A huge procession seen walking and crowds gathered to see the procession. Body of Edith Louisa Cavell, a British nurse during world war I, brought back after being exhumed, from Brussels to Norwich. Fleet of soldiers,nurses with flower bouquets and army band seen walking with the carriage carrying the coffin. The coffin is covered with the English flag. Soldiers bow as the coffin is brought at the Norwich Cathedral where it was reburied.
Following a State Funeral at Westminster Abbey, coffin bearing Nurse Edith Cavell's body is carried out and put on gun carriage. Mourners attend the funeral. Mourners, sailors with wreaths, nurses and other services in procession with horse-drawn carriage move on road. Soldiers lift the coffin. Coffin transferred at a ship for its transport to Norfolk for burial at Norwich Cathedral. (This state funeral followed disinterment of Cavell's body in Belgium, after her execution on October 12, 1915).
Unemployed men and women from Scotland, Wales, Midlands and the South march to London. Signs seen include, 'Scotland vs. London,' 'National Hunger March,' 'Revolutionary United Mineworkers of Scotland,' and 'We are Against Starvation.' Slate at head of film reads, 'Jobless Hordes End Weary Dole March at Parliament Gate.' Sign in background within village reads, 'The Castle Restaurant.' Research suggests this is the The Castle Restaurant on Norwich Road, Caister-on-Sea, Great Yarmouth Norfolk, NR30 5JN Clip ends with views of Parliament Building and Clock Tower in London.
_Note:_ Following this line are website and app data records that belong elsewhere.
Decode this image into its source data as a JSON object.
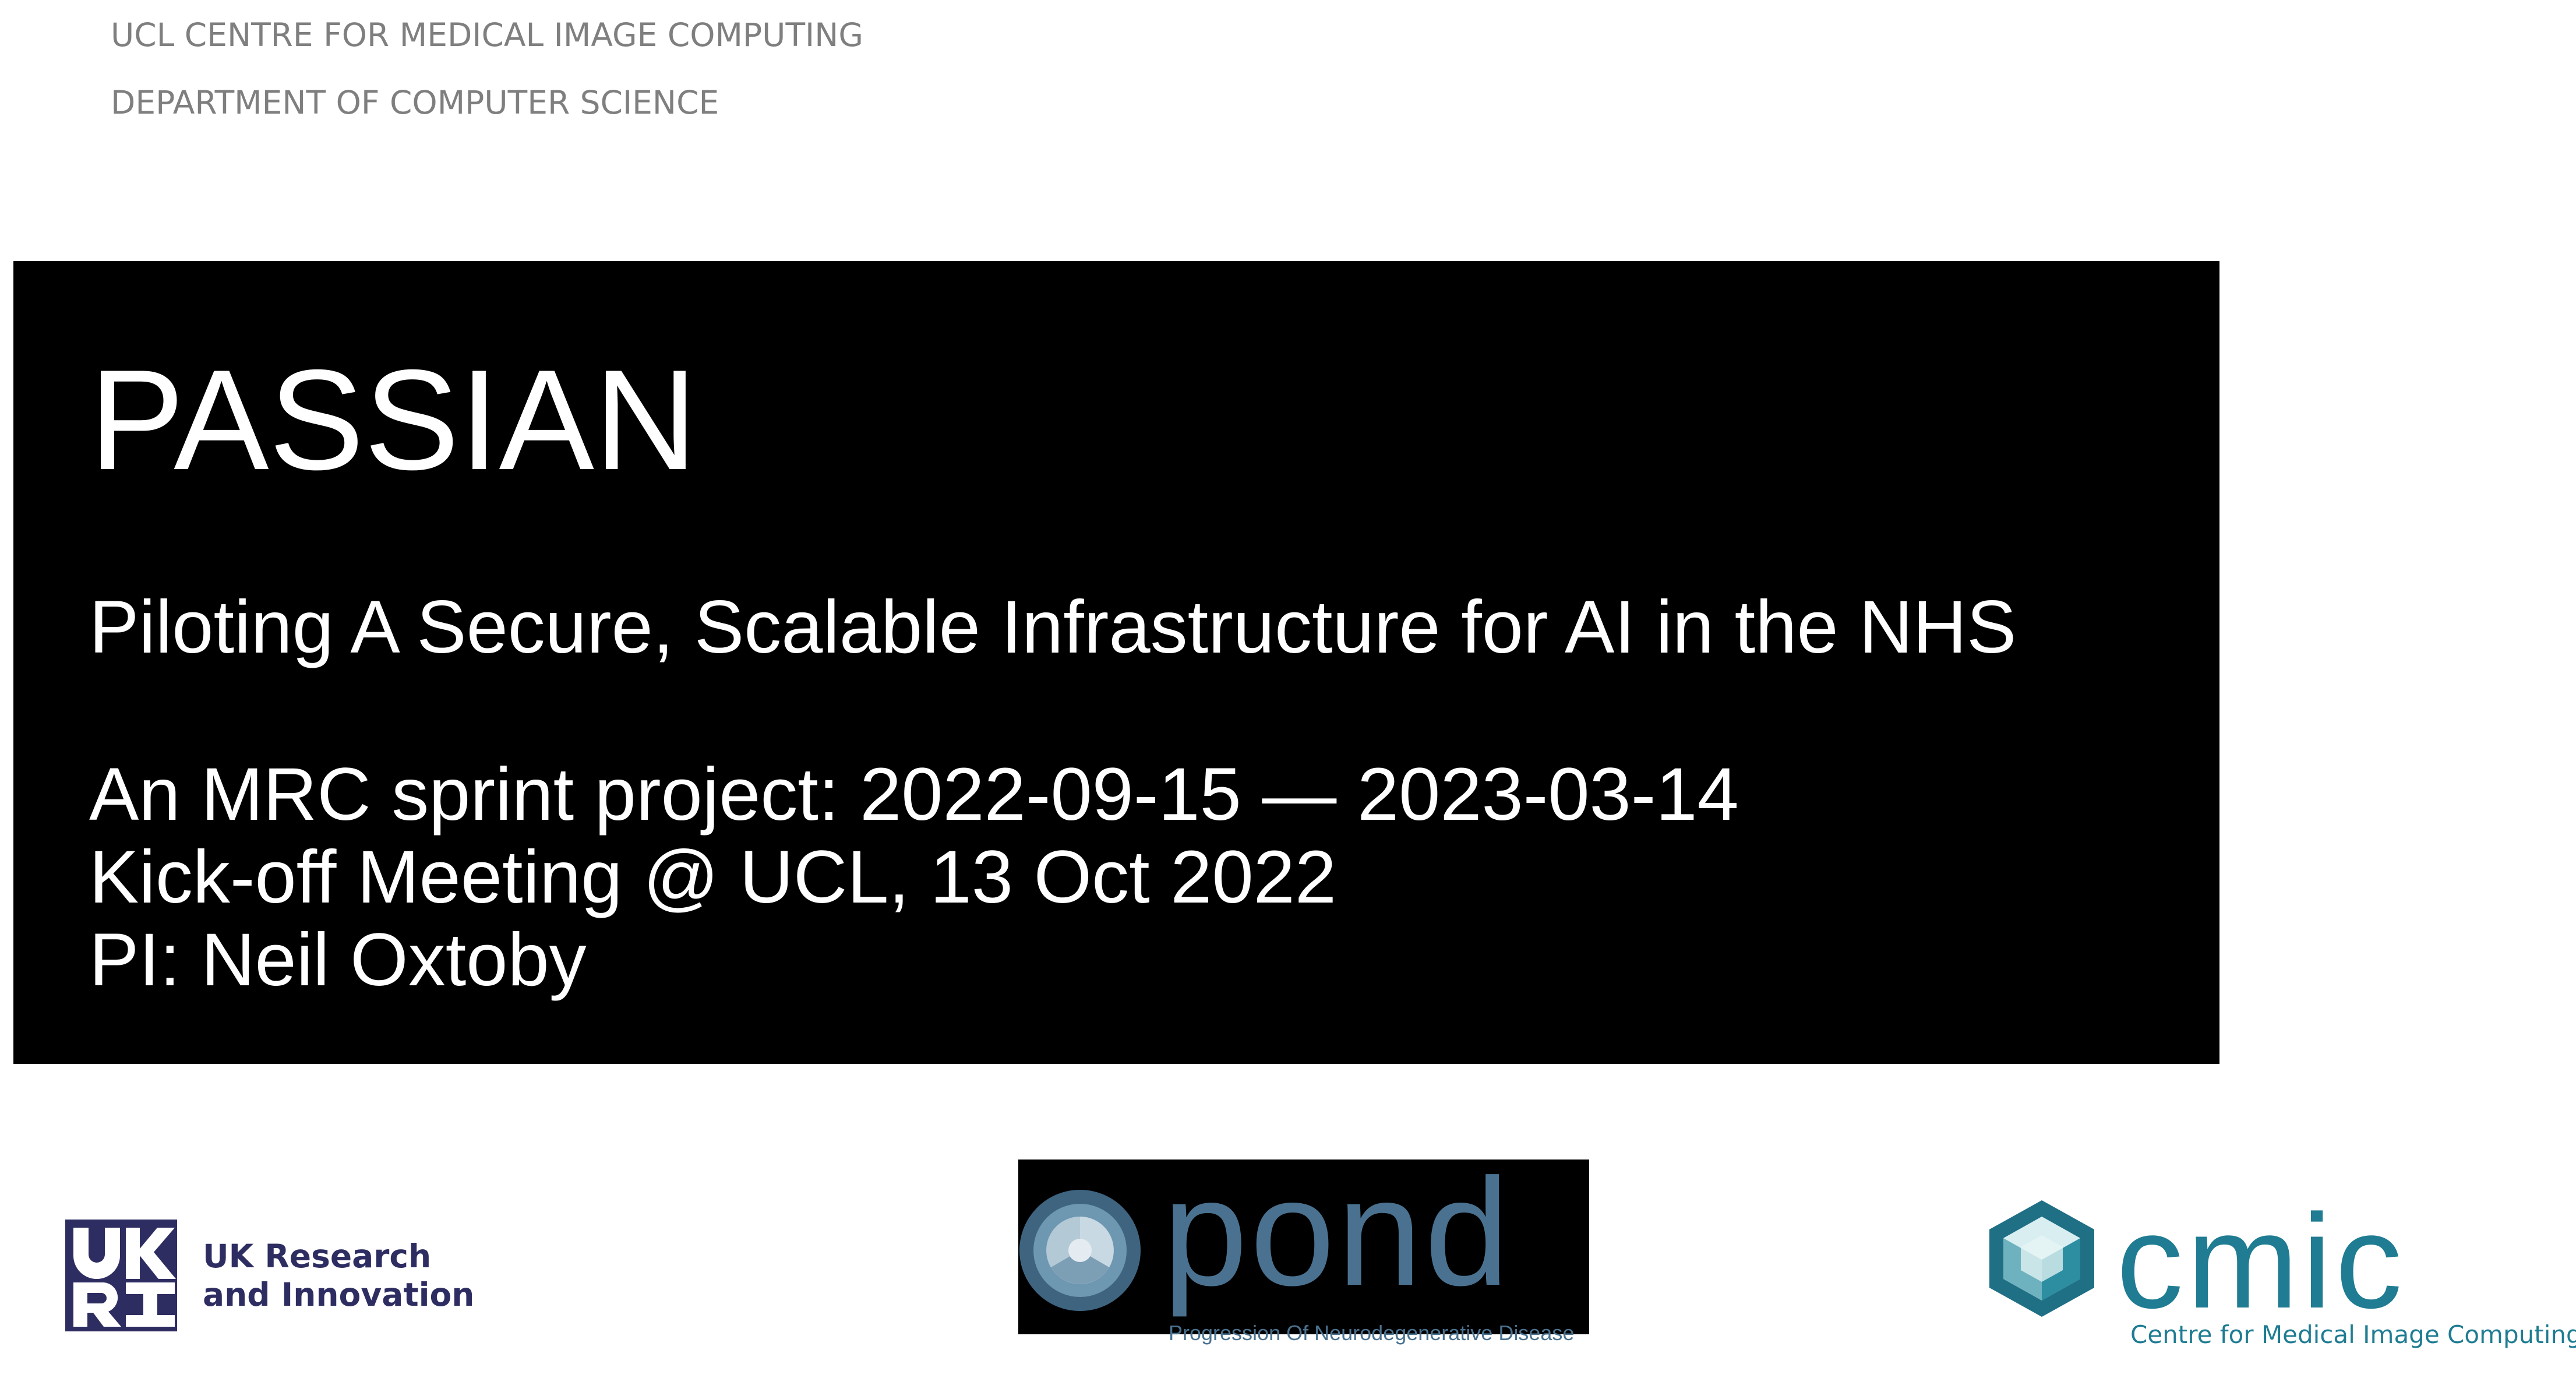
{
  "header": {
    "line1": "UCL CENTRE FOR MEDICAL IMAGE COMPUTING",
    "line2": "DEPARTMENT OF COMPUTER SCIENCE"
  },
  "title_block": {
    "title": "PASSIAN",
    "subtitle": "Piloting A Secure, Scalable Infrastructure for AI in the NHS",
    "info": [
      "An MRC sprint project: 2022-09-15 — 2023-03-14",
      "Kick-off Meeting @ UCL, 13 Oct 2022",
      "PI: Neil Oxtoby"
    ]
  },
  "logos": {
    "ukri": {
      "text_line1": "UK Research",
      "text_line2": "and Innovation",
      "mark_text": "UKRI",
      "color": "#2e2d62"
    },
    "pond": {
      "word": "pond",
      "caption": "Progression Of Neurodegenerative Disease",
      "color": "#4a7290"
    },
    "cmic": {
      "word": "cmic",
      "caption": "Centre for Medical Image Computing",
      "color": "#1f7c92"
    }
  }
}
German submarines taken as war prizes by Britain after World War I. A British official is taken by boat to inspect the submarines. Accompanied by British Naval offiers, he steps walks along the deck of the German submarine, U-9, pointing to its identifying letters. He poses with the officers. Visible behind them is the British submarine, L-15. (Note: The German U-boat, U-9, was surrendered on November 26, 1918 and broken up at Morecambe, England, in 1919.)
Wright brothers' first flight together near Dayton Ohio in 1910. Wilber is in the pilot's seat with Orville as passenger to his right.(Until this flight, the Wrights had never flown together so that if one of them was killed, the other could continue their work.) Next, a view of Alberto Santos-Dumont, and the first European flight made by him on 13 September 1909. Following segment shows crowds gathered at Washington DC Polo field as truck arrives carrying mail to be loaded on the first U.S. Air mail flight, May 15, 1918. Army pilot, Lieutenant Webb, in his JN-4H airplane, on Southbound flight from New York, takes off from Philadelphia, where he stopped to pick up more mail. He flies over the Washington Polo Field upon arrival. We see his airplane being unloaded as he jumps down from cockpit and crowds watch. Views of first transatlantic flight begins with takeoff of three out of four existing United States Navy Curtiss flying boat aircraft from Newfoundland, on May 16, 1919. Curtiss flying boats NC-1, NC-3, NC-4 are seen at takeoff from Newfoundland on first leg of the transatlantic journey. Flying Boat NC-4 is also seen at one of its foreign ports, though which is unclear (Azores, Lisbon, or England).
American troops waving their hats, hands and a flag in celebration of the Armistice ending hostilities. American troops escort smiling prisoners.Crowds celebrate in a public square. American soldiers celebrate while riding on an army truck through crowds. Soldiers kiss some girls. Crowds celebrate in New York City. A coffin for War is inscribed with statements saying: "Died November 11, 1918" and "Remember the Lustania" and "Gimbel Brothers". Celebrating people ride on the roofs of cars. One carries a chained effigy of German Kaiser that men hit with clubs. General Pershing, accompanied by officials, salutes the crowd and enters an open car that proceeds in a motorcade during "ticker tape" parade in New York City. General Pershing, on horseback, leads troops in victory parade. President Woodrow Wilson is seen aboard the ship SS George Washington during his December 1919 voyage to France to participate in the Paris Peace Conference leading to the Treaty of Versailles. "Vive Wilson" is spelled out in light bulbs on sign above Paris street during parade in Paris honoring Woodrow Wilson. Parisians celebrate with parade through the Arc de Triomphe on 16 December, 1918.